ruangrupa, a Jakarta-based collective established in 2000, is currently preparing documenta fifteen (Kassel, 2022) in their capacities as the event’s first ever collective Artistic Direction. It is a non-profit organization that strives to support the idea of art within urban and cultural contexts by involving artists and other disciplines such as social sciences, politics, technology, media, etc, to give critical observation and views towards Indonesian urban contemporary issues. ruangrupa also produce collaborative works in the form of art projects such as exhibitions, festivals, art labs, workshops, research, as well as books, magazines and online-journal publications. As an artists’ collective, ruangrupa has been involved in many collaborative and exchange projects, including participating in exhibitions such as Gwangju Biennale (2002 & 2018), Istanbul Biennial (2005), Asia Pacific Triennial of Contemporary Art (Brisbane, 2012), Singapore Biennale (2011), São Paulo Biennial (2014), Aichi Triennale (Nagoya, 2016) and Cosmopolis at Centre Pompidou (Paris, 2017). In 2016, ruangrupa curated TRANSaction: Sonsbeek 2016 in Arnhem, NL. From 2015-18, ruangrupa co-developed the cultural platform Gudang Sarinah Ekosistem together with several artists’ collectives in Jakarta, located at Gudang Sarinah warehouse, Pancoran, South Jakarta. It is a cross-disciplinary space that aims to maintain, cultivate and establish an integrated support system for creative talents, diverse communities, and various institutions. It also aspires to be able to make connections and collaborate, to share knowledge and ideas, as well as to encourage critical thinking, creativity, and innovations. The results of these joint collaborations are open for public access—and presented with various exhibitions, festivals, workshops, discussions, film screenings, music concerts, and publications of journals. In 2018, learning from their experience establishing Gudang Sarinah Ekosistem and together with Serrum and Grafis Huru Hara, ruangrupa co-initiated GUDSKUL: contemporary art collective and ecosystem studies (or Gudskul, in short, pronounced similarly like “good school” in English). It is a public learning space established to practice an expanded understanding of collective values, such as equality, sharing, solidarity, friendship and togetherness.

The IMAGINART project at the University of Amsterdam explores how artists and cultural workers are reimaging public institutions. Following the so-called social turn in contemporary art, several political and cultural theorists have argued that art’s primary function is to “imagine reality otherwise” and incite social change. Still, despite this theoretical interest in art’s capacity to reconfigure society and politics, there is a dearth of empirical studies showing how this happens in artists and political movements’ everyday practices.

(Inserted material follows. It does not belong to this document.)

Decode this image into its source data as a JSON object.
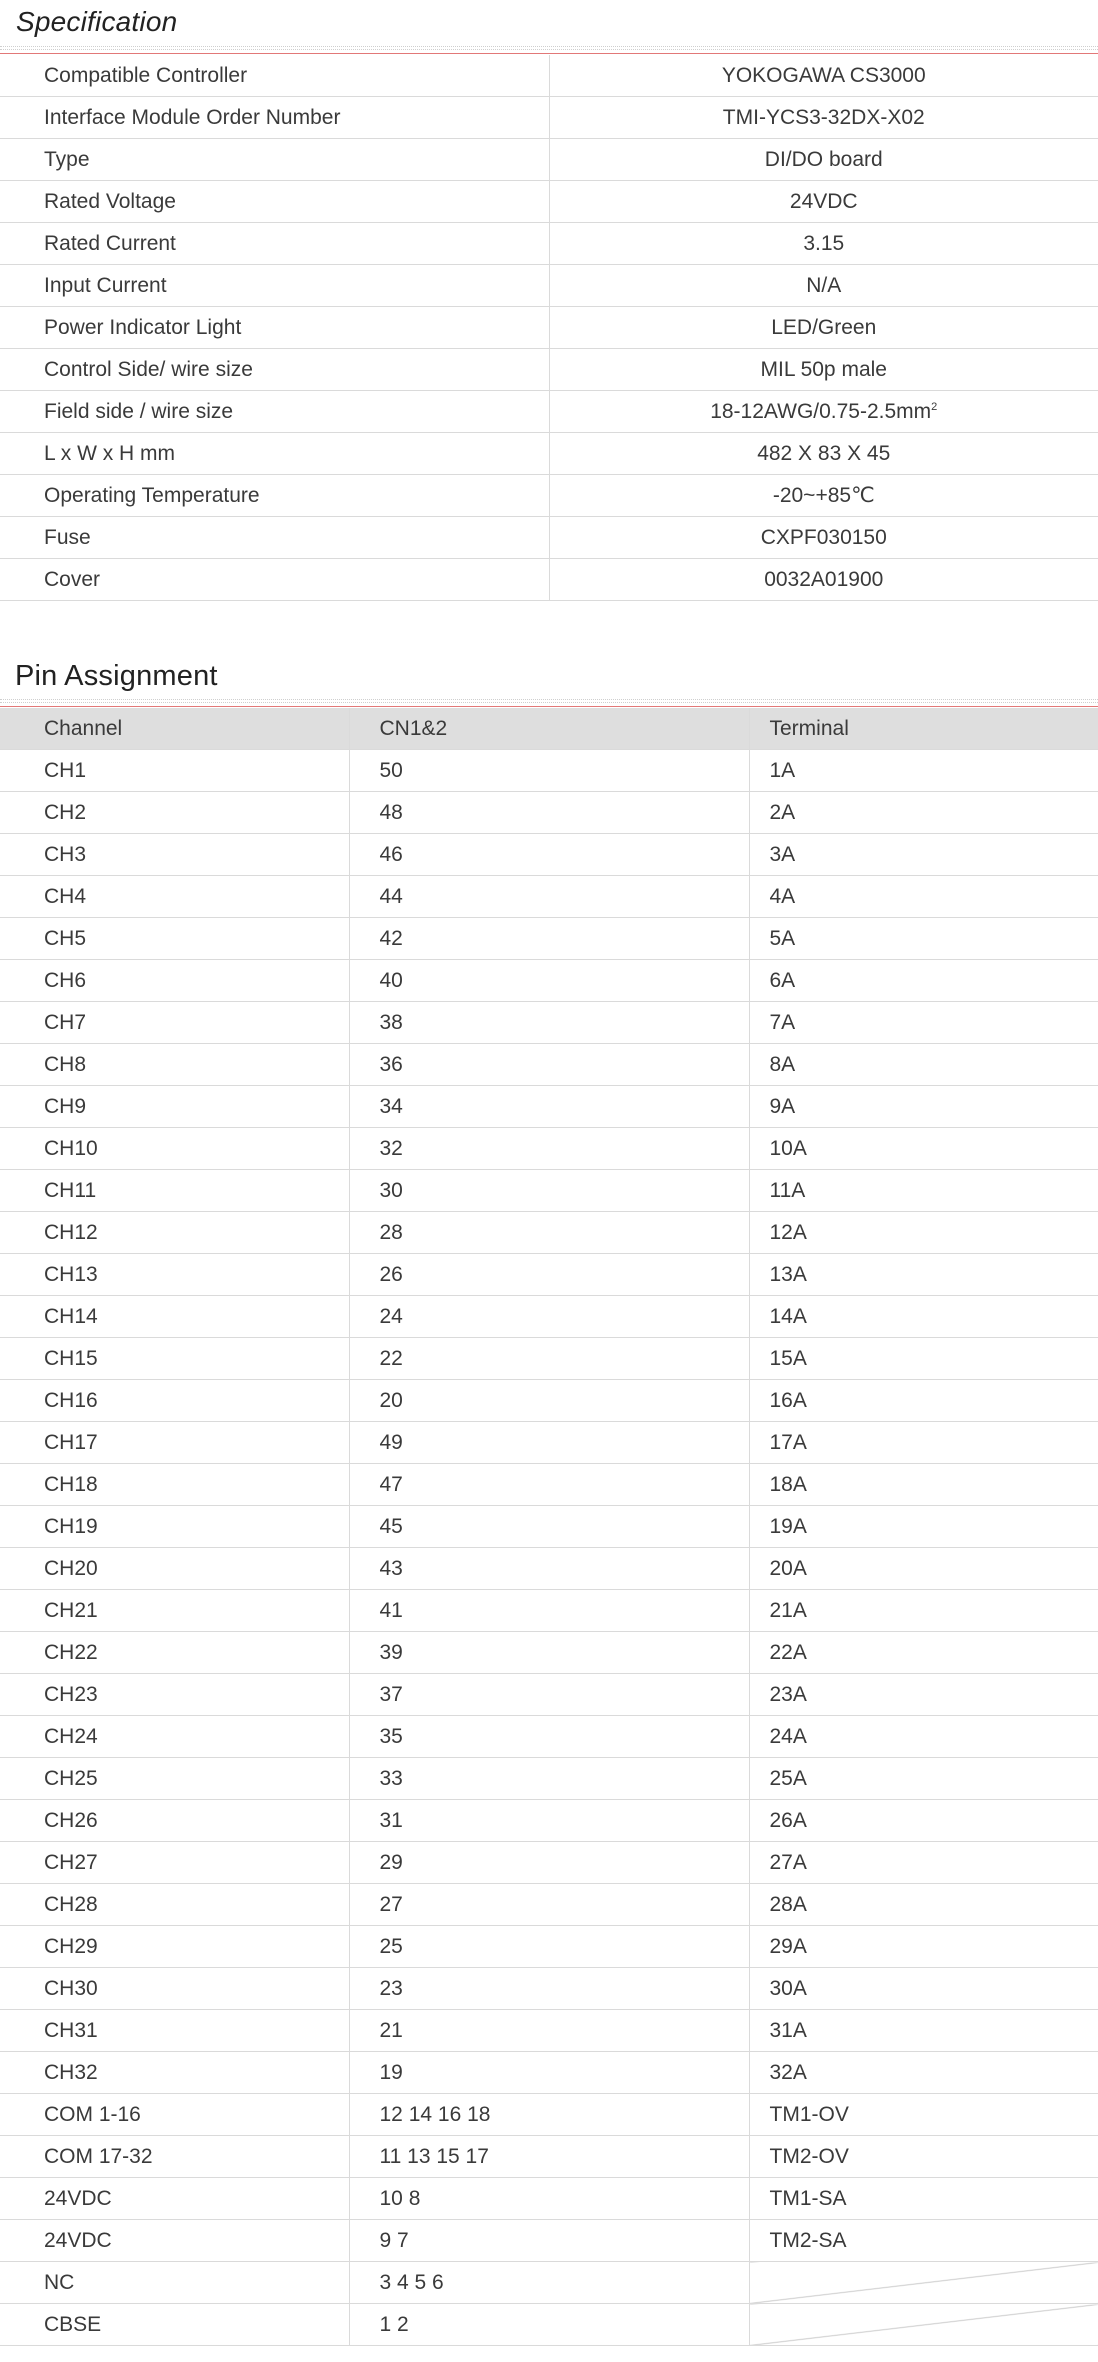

Accordingly, this multi-researcher project undertakes a series of ethnographic studies exploring the role of artistic practices in reimagining and transforming societies from below.  Against the backdrop of state failure, transformation or withdrawal under (post)colonial, postsocialist, neoliberal, and (post)pandemic conditions, art and cultural workers create “micro-utopias”: alternative spaces of collaboration and cohabitation in which to prefigure new forms of organized collective life. IMAGINART researchers explore creative institutional experiments in Hungary, Indonesia, Italy, Kurdistan, Palestine/Lebanon, and South Africa. In these contexts, artistic practice has figured prominently in recent protest movements against oppression, corruption, neoliberal restructuring, inequality, and racism. What does it mean for political and social projects to present themselves as art, and what agency does this enable and/or disable? Can we reimagine the state and our failing institutions through art?

Group members: Chiara De Cesari, Nuraini Juliastuti, Yazan Khalili, Abdulkerim Pusat, Aria Spinelli, Eszter Szakács, Carine Zaayman.